Wednesday, February 02, 2011

Waste haulers owed damages by St. Louis County, judge rules

EVAN YOUNG - Staff Reporter, Call Newspaper

A St. Louis County Circuit Court judge last week set the parameters for damages she ruled are owed three waste haulers that sued the county over its trash-district program.

Judge Barbara Wallace ruled in September the county breached an implied contract with haulers when it neglected to give them two years' notice - as required by state law - that it was establishing eight trash districts in unincorporated areas.

On Jan. 25, Wallace ruled the three haulers that sued the county in 2008 are entitled to damages. (Click on photo of Judge Wallace to enlarge)

"The county's action resulted in a finite loss to plaintiffs of 40,000 customers for the statutory two-year notice period," she wrote in an opinion. "By enforcing the exclusivity of its trash hauling districts, the county has effectively prevented plaintiffs from even the possibility of regaining those lost customers in that two-year period."

American Eagle Waste Industries, Meridian Waste Services and Waste Management of Missouri sued the county in May 2008 after they did not win contracts to serve the trash districts exclusively. They are prohibited from offering service to district residents.

Trash-collection services cannot begin until at least two years after the date of notification, according to the statute, which was modified by the General Assembly in 2007 to include the county. The County Council approved legislation in December 2006 calling for the future establishment of trash districts. Eight districts were implemented by Oct. 1, 2008.

Contracts were awarded to Allied Waste, IESI and Veolia Environmental Services. Veolia last fall pulled its operations from the St. Louis region and transferred its trash district contracts to Allied.

Wallace ruled last week the two-year notice period for determining damages owed the three haulers began when the trash district contracts became effective in April and June 2008.

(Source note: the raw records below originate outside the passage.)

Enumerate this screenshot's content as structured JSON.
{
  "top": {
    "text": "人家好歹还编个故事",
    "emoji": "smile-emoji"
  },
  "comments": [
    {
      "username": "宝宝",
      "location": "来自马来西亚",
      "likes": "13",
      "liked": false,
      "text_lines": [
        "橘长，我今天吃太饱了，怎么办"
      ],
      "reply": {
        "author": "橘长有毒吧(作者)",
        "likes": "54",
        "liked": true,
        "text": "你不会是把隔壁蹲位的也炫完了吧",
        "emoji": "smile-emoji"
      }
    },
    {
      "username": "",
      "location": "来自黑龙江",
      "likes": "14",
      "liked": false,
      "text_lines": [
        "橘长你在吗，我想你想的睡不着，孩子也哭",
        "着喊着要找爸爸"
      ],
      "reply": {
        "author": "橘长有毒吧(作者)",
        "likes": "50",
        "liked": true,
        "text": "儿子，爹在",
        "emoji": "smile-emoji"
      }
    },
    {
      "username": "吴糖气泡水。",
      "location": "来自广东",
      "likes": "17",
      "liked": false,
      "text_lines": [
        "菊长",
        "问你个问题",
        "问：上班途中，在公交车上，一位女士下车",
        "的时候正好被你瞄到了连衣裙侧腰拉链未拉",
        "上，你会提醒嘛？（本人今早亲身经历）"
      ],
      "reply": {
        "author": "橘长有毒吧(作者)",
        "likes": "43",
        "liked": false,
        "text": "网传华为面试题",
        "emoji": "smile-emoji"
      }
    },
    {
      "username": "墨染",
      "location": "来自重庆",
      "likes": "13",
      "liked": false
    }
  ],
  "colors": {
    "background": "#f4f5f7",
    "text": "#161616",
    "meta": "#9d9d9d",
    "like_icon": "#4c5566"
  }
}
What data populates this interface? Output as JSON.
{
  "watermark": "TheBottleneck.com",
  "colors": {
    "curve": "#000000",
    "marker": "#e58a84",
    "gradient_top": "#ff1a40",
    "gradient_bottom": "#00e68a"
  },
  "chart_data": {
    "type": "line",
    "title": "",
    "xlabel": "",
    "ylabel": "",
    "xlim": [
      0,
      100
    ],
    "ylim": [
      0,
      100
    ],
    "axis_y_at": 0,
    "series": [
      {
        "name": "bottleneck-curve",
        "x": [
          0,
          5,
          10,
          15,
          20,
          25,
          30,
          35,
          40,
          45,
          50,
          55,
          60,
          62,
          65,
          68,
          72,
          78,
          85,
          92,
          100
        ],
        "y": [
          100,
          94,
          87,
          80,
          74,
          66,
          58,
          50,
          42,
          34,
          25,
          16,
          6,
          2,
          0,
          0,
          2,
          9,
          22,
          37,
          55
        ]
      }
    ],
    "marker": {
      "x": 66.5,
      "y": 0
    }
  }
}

A trial to determine the amount of damages owed the haulers has been moved from Feb. 24 to May 31 at the request of St. Louis County.


  1. Anonymous9:08 AM

    Gary Earls and Pat Redington should be fired.

    They are directly responsible for breaking Missouri State Law.

    Someone needs to step up and take responsibility, and it won't be Charlie or the Council, so, see ya Gary and Pat.

  2. Anonymous9:09 AM

    When connecting the dots, don't forget to include John Temporiti. He was a paid consultant for Allied Waste as well as a political consultant for Dooley at the time.

  3. Anonymous5:09 PM

    Justice delayed is justice denied, get this thing finished. What kind of lame excuse did The People’s Republic of St. Louis County use for the latest delay? Hopefully indictments will be handed down before the new trial date.

  4. Anonymous5:11 PM

    To all the lawyers involved for the good guys, can’t the Federal judge’s ruling that people can’t be forced to buy health insurance be applied to this case?

  5. Anonymous10:58 AM

    Dooley and Redington are just puppets. Temporiti is pulling the strings. The county council doesn’t have the guts to oppose them.

  6. Anonymous6:37 AM

    When you start peeling the onion, and pull back the layers of influence in St. Louis County, you quickly find out, that the most powerful person in St. Louis County, as well as the State, is not Charlie Dooley.

    John Temporiti is at the helm of the brokerage of power and influence in the States wealthiest and most political steadfast regions in Missouri.

  7. Anonymous2:11 PM

    A trial to determine the amount of damages owed the haulers has been moved from Feb. 24 to May 31 at the request of St. Louis County.

    This delay now allows enough time for the New Waste District bids to be rebid and awarded.

    Does anyone smell more manipulation?